Hell, if you know your opponent is going to move, you can just step forwards. Like Demetrious Johnson did here to land his favorite shifting right hand as John Dodson circled into it.
In the Steps of Pep
When examining the methods used by Cruz, Dillashaw and Johnson it is fascinating to note how many of them are visible in Pep and how often Pep changes stances in utilizing them.
Here Dominick Cruz demonstrates that same principle of circling off of the line of attack to force the opponent to turn. Mizugaki pivots, follows, and is far from ready to defend himself when Cruz stops and drops the right straight into level change, The Emelianenko Special.
And here T.J. Dillashaw demonstrates an attack from the same angle as Pep's favourite left straight, but rather than circling out onto it, he uses a faked overhand to jump out and switch into southpaw stance, before coming in on that forty-five degree angle between Barao's legs.
And here he performs the same to the opposite side with less success and a stumble:
Willie Pep also perfectly embodied the act of moving to an angle after the initial engagement. This is something you see far, far too little of in MMA. The idea being that you are not always going to be able to catch an opponent out on your first couple of strikes, and especially if attack him head on, but if you hop offline immediately as he is defending himself you will be able to line up another shot from a tighter, more dominant angle.
And here's Cruz utilizing the same principle on a couple of occasions:
The problem is that if you shackle yourself to a solid, always-braced-for-impact stance as many are taught to, you can never actually make these movements. Pep knew this, but many in the boxing press did not even realize that he was doing it. So the textbook boxing of Pep, while textbook in principle, was not very typical at all.
In summary there are three ways that movement, particularly lateral movement, may be used in a fight:
⁃The first is to defuse the power of the opponent—to keep him turning, to prevent him from setting his feet, to break off his combinations, and to deny him a target for his strikes, rushes or shots.
⁃The second is to numb an opponent to offence by turning him repeatedly, building up the anticipation of further movement, and making him follow onto attacks.
⁃The third is to create angles and offensive opportunities.

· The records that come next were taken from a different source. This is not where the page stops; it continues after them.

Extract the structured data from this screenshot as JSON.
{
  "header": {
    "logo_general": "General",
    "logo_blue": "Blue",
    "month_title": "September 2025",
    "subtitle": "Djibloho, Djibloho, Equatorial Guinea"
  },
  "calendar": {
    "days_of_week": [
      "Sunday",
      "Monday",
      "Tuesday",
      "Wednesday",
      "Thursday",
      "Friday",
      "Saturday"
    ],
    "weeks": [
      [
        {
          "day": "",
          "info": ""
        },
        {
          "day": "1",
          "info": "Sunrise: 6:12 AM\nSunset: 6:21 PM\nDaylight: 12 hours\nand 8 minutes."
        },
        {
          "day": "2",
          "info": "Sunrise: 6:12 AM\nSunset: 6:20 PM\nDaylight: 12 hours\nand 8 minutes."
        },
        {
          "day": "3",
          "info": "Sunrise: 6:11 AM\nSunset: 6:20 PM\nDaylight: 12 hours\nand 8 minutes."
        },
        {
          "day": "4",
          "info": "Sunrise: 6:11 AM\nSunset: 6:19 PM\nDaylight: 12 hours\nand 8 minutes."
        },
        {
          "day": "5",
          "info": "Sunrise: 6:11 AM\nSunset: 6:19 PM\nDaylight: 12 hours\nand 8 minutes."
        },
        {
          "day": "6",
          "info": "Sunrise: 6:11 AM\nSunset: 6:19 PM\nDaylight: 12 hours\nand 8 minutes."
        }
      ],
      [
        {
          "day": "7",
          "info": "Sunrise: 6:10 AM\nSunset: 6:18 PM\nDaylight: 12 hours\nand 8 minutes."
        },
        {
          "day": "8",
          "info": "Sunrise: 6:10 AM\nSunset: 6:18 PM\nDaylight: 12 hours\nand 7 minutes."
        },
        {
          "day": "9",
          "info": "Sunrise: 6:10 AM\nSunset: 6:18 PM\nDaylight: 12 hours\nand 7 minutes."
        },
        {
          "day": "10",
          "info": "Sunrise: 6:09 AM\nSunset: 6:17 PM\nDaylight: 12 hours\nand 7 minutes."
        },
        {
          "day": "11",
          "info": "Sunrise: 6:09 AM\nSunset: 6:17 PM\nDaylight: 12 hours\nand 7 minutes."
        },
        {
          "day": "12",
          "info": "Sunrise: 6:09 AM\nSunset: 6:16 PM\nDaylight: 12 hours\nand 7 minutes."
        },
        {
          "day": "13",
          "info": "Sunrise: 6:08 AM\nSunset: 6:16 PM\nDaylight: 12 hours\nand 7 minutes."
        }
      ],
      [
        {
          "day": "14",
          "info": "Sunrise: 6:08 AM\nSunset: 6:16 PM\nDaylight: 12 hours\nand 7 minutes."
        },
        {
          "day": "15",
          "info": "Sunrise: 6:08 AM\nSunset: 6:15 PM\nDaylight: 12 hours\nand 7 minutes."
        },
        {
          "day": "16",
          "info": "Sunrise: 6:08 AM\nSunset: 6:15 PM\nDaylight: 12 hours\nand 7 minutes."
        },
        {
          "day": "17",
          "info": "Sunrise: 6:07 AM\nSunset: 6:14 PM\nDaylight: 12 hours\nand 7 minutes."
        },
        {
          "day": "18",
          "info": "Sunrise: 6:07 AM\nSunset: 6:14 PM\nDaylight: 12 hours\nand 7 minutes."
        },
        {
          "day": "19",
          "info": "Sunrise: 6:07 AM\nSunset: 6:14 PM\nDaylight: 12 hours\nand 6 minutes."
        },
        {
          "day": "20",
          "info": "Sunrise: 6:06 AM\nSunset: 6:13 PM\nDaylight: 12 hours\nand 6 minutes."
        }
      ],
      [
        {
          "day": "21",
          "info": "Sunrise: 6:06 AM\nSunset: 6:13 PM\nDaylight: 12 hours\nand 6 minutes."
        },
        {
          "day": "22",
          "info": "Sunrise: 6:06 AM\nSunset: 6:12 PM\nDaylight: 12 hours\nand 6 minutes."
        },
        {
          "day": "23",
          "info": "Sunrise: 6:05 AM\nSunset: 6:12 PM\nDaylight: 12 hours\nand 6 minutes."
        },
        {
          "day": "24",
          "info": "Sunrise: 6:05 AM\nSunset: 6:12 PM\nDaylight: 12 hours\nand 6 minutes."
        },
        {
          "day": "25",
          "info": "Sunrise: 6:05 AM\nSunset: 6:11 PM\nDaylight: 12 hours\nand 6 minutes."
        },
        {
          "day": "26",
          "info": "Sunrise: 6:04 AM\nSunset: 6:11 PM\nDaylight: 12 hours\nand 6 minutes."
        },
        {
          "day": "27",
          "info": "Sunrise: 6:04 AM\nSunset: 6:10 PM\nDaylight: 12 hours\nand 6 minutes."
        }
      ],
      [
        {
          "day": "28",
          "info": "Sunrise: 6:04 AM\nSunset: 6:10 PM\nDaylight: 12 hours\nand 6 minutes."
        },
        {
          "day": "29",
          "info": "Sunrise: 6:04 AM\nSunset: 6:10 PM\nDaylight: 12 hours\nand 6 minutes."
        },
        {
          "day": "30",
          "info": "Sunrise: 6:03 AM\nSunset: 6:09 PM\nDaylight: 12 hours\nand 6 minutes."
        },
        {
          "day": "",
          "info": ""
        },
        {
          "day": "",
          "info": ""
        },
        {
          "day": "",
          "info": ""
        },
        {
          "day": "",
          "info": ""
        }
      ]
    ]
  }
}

The first two options are relatively safe, it is when the lateral movement becomes an offensive weapon that things become dangerous. To move laterally quickly enough to utilize it mid-engagement and to full effect, one must be able to leave the stance and move quickly. Unfortunately the more a fighter moves his feet, the less time he spends in a stance and this is doubly dangerous if he is moving his feet all over the place in range of his opponent.
T.J. Dillashaw, Dominick Cruz, and Demetrious Johnson have all been caught with punches or takedowns while both of their feet are underneath them or midway through a deep step rather than in a solid, braced stance. There is no pretending that these didn't happen and we must recognize that a method is just that—the way someone chooses to go about something. Nothing about this hyperactive movement or any other fighting method is perfect and while it denies the opponent some openings, and creates others for the fighter doing the moving this is still a sport where the best laid plans gang aft agley.
Getting clipped with your feet out of stance almost guarantees a knockdown, and sometimes—in the case of T.J. Dillashaw's loss to John Dodson, you won't be able to get back to stance quickly enough to recover.
It is an exciting time to be an MMA fan with so much experimentation and implementation of unfamiliar tactics happening. You can slap all the names you want on them, but there's nothing new under the sun and everything in this business is a continuation or a rediscovery of something done before—from the berimbolo to the shift. Applaud those who innovate, study those who came before, and get excited for Dominick Cruz versus T.J. Dillashaw which we will look at the specifics of here at Fightland on Wednesday.